A cacophony is “a collection of loud, harsh sounds heard all at once.” It’s disharmony. Discord. Dissonance. Noise.
Is it “I couldn’t care less” or “I could care less,” and does the difference matter? The question isn’t as straightforward as it seems.
It can be a challenge to refine your writing. Two books I’ve come across, This Won’t Take But a Minute, Honey and Write Right, can make the process easier.
A modifier is a word or phrase that qualifies a noun or verb. Modifiers should be placed next to the words or phrases they modify. Simple, right? Not quite.
“That” and “which” may seem interchangeable, but there’s a difference between the two words, and it’s more important than you might think.

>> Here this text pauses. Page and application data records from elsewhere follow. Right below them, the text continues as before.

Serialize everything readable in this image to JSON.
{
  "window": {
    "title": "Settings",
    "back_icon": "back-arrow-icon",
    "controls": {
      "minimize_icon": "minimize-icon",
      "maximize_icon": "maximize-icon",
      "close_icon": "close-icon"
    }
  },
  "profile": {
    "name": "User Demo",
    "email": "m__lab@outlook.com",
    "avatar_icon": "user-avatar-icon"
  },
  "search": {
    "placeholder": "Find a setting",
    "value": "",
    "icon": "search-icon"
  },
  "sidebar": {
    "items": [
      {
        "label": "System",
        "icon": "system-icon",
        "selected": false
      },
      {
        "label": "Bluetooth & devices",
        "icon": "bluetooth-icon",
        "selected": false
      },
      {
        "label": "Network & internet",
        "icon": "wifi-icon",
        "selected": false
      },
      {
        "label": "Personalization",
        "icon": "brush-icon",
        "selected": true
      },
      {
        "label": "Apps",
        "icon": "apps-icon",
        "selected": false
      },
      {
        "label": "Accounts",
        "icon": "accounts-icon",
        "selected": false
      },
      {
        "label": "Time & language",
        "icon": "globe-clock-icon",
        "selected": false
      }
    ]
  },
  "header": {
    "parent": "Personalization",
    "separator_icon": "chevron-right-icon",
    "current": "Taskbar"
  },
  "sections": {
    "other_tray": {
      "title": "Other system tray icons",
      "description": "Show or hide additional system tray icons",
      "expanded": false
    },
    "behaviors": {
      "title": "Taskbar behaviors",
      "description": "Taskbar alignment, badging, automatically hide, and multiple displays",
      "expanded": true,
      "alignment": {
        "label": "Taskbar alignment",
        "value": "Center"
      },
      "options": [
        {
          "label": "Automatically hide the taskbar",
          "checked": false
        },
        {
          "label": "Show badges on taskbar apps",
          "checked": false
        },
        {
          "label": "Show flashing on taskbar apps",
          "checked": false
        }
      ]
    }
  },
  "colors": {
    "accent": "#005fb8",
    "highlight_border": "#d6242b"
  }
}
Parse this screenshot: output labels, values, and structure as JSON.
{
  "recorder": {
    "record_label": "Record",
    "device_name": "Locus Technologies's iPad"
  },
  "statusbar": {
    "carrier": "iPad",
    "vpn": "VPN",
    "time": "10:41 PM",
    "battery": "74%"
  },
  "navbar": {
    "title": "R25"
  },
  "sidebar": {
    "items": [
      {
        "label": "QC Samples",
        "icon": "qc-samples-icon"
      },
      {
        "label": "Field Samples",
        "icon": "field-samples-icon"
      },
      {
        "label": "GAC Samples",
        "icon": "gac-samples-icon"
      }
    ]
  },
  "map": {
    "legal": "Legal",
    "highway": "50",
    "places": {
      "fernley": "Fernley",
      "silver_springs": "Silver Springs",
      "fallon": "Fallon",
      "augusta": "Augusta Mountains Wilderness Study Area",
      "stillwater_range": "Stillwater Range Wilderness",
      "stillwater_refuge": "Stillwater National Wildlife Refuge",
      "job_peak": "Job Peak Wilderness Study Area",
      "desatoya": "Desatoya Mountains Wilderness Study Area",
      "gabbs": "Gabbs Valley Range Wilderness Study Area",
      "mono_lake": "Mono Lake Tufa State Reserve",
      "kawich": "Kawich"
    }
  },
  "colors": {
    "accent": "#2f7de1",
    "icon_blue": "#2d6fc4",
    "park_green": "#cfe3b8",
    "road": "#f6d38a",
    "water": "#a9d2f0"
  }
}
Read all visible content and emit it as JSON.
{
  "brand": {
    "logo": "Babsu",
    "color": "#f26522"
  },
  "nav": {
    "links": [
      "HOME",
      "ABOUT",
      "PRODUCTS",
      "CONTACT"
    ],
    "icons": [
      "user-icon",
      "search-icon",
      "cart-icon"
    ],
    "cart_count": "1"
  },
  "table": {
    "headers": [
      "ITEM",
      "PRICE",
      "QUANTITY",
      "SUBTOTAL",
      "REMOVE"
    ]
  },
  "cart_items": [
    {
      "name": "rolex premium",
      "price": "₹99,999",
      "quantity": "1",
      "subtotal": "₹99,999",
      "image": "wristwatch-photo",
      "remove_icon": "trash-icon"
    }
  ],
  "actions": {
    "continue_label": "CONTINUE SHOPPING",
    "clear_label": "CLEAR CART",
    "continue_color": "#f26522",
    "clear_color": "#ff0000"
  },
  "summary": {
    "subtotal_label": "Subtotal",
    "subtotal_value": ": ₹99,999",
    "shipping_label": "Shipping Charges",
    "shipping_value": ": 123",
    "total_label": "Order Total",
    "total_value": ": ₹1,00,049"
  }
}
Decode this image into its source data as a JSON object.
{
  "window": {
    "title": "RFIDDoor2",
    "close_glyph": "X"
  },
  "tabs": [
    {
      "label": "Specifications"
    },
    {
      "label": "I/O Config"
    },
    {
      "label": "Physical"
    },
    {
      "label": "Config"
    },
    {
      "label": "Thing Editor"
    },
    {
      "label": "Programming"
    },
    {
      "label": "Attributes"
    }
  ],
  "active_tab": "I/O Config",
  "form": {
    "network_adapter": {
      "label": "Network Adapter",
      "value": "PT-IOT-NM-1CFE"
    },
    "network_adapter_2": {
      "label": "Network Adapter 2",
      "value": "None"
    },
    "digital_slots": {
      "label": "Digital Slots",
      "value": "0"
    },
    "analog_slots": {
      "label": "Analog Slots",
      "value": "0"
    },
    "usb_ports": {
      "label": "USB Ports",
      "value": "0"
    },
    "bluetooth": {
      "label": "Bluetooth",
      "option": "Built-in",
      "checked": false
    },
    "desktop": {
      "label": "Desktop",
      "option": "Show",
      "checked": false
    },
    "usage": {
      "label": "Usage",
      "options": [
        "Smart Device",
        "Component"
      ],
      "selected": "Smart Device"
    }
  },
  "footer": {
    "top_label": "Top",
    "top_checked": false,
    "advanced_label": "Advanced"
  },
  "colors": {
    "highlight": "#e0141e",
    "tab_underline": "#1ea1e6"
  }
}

Every writer has them: little points of grammar they can never remember. Is it who or whom? When is effect the right word? Is it i.e. or e.g., and what do they stand for anyway?
“Correlative conjunction” is the grammarian’s fancy term for a pair of conjunctions that join two matching sentence parts, such as “not only…but also” and “both…and”. The trick with these conjunctions is the sentence parts they join must be structured the same way.
How do you feel about the phrase “due to”? Does it just mean “attributable to” to you, or can it also mean “because of”? The answer largely depends on your perspective.
Your editor sent you back your edited manuscript and it looks great. But what’s this other file they sent? Meet your style sheet.
“Adverse” usually pairs with “effects,” “reactions,” or “impact.” But do you know what Chaucer first paired it with?